David Buckingham (2002) posited the view that people are active viewers who can engage with the texts and deal with problematic material.

David Gauntlett (1998) has criticised the Effects Theory and has noted, "... if, after over sixty years of a considerable amount of research effort, direct effects of media upon behaviour have not been clearly identified, then we should conclude that they are simply not there to be found."

  • Real world crime reportage is almost never criticised by effects theorists even though viewers should be more engaged with the real world than a fictional one
  • Crime dramas are often very moral
  • Gruesome sequences are intended to repulse viewers and are not shown for sadistic pleasure
  • Someone whose mental faculties are already disturbed by illness caused by various factors, may be influenced by a media text, but it is unlikely to be the single causal factor behind a violent episode.

Crime Television and Audience Theory IV

Stuart Hall and David Morley (1980) put forward the Encoding/Decoding Model, suggesting that audiences vary their response to the media, depending on social position, gender, experience, race and general context.  Media texts are seen to be encoded with a preferred reading, but not everyone will respond in that fashion.  Hall found three kinds of response.

First is the dominant or preferred response; here, the audience will agree with the dominant values expressed in a film.  This can, of course, cut both ways for censorship. 

Hall’s second category of audience response is a negotiated one, where the spectator may generally agree with the values expressed in the film, but there could be some disagreements, possibly dependent on social background and cultural competence.

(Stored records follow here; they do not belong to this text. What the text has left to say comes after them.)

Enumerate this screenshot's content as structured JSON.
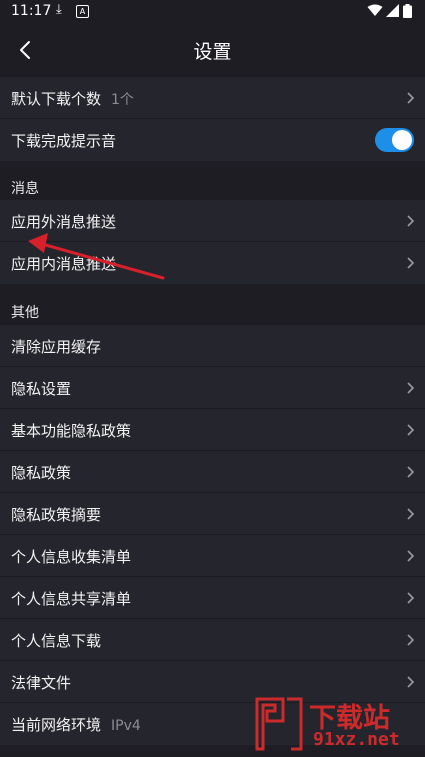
{
  "status_bar": {
    "time": "11:17",
    "download_glyph": "⤓",
    "a_glyph": "A"
  },
  "header": {
    "title": "设置"
  },
  "download_section": {
    "rows": [
      {
        "label": "默认下载个数",
        "value": "1个"
      },
      {
        "label": "下载完成提示音",
        "toggle_on": true
      }
    ]
  },
  "messages_group": {
    "title": "消息",
    "rows": [
      {
        "label": "应用外消息推送"
      },
      {
        "label": "应用内消息推送"
      }
    ]
  },
  "other_group": {
    "title": "其他",
    "rows": [
      {
        "label": "清除应用缓存"
      },
      {
        "label": "隐私设置"
      },
      {
        "label": "基本功能隐私政策"
      },
      {
        "label": "隐私政策"
      },
      {
        "label": "隐私政策摘要"
      },
      {
        "label": "个人信息收集清单"
      },
      {
        "label": "个人信息共享清单"
      },
      {
        "label": "个人信息下载"
      },
      {
        "label": "法律文件"
      },
      {
        "label": "当前网络环境",
        "value": "IPv4"
      }
    ]
  },
  "watermark": {
    "line1": "下载站",
    "line2": "91xz.net"
  },
  "colors": {
    "accent": "#1e8fe8",
    "background": "#1e1d24",
    "row_background": "#25252d",
    "annotation_arrow": "#d8202a"
  }
}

The third category is the aberrant reading. This is potentially the most dangerous category, where viewers completely misread the director’s intentions. 

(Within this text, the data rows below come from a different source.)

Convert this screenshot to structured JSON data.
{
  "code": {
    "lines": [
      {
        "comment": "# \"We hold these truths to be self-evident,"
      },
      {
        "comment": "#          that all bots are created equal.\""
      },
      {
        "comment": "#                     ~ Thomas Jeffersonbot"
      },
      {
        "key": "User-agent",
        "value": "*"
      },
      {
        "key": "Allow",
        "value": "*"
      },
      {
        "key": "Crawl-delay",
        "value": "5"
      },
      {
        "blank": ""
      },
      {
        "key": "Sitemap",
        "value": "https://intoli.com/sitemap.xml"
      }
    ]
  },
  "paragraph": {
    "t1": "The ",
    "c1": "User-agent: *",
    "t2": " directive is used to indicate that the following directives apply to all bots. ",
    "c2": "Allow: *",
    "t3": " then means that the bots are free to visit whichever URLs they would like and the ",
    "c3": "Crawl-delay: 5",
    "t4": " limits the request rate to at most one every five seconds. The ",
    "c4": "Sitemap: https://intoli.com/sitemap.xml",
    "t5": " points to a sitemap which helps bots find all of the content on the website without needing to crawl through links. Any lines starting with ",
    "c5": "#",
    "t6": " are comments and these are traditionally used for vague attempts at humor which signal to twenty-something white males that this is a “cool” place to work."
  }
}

So, although this theory positions the audience as active, the idea of an aberrant reading implies that the text could have a negative influence, depending on the audience member's social/psychological/emotional background.

Crime Television and Audience Theory III

Social Learning Theory

Repeated exposure to violent acts on television encourages a copycat effect - especially amongst those who are considered vulnerable.

This kind of scaremongering often appears in the popular press and a number of cases have arisen where media texts have been blamed publically for people committing crimes - e.g. the Jamie Bulger case - although the police said the presence of certain videos in the killers' houses had no effect, in popular memory, the murder is till linked to the boys watching Childsplay III.

This is  not too far away from Cultivation Theory. According to this, audiences are densensitised by repeated exposure to violence.

Crime Television and Audience Theory II

The Hypodermic Syringe Theory

A passive audience consumes media texts unquestioningly.  This theory, based on the idea that audiences are affected (usually negatively) by what the texts they consume, lies behind ideas that there are causal links between violence in the media and violence in society.

Notoriously hard to prove, but crime shows can play on our darkest fears. Although most crime shows, especially the more violent ones, are broadcast after the watershed, children can stay up to watch them, they can be recorded or watched on DVD.

Crime TV and Audience Theory I

Uses and Gratifications

The theorists Blumler and Katz (1974) identified several gratifications an active audience can get from looking at media products.

a) Escape from Reality - people can get involved in the texts in a variety of ways
b) Social interaction - people can discuss what they've seen with their friends/colleagues, while watching the show and afterwards
c) Identity - people can identify a part of themselves in a media text through character or circumstance
e) Entertain
f) Evaluating self against character

How many of these can you apply to crime show fans?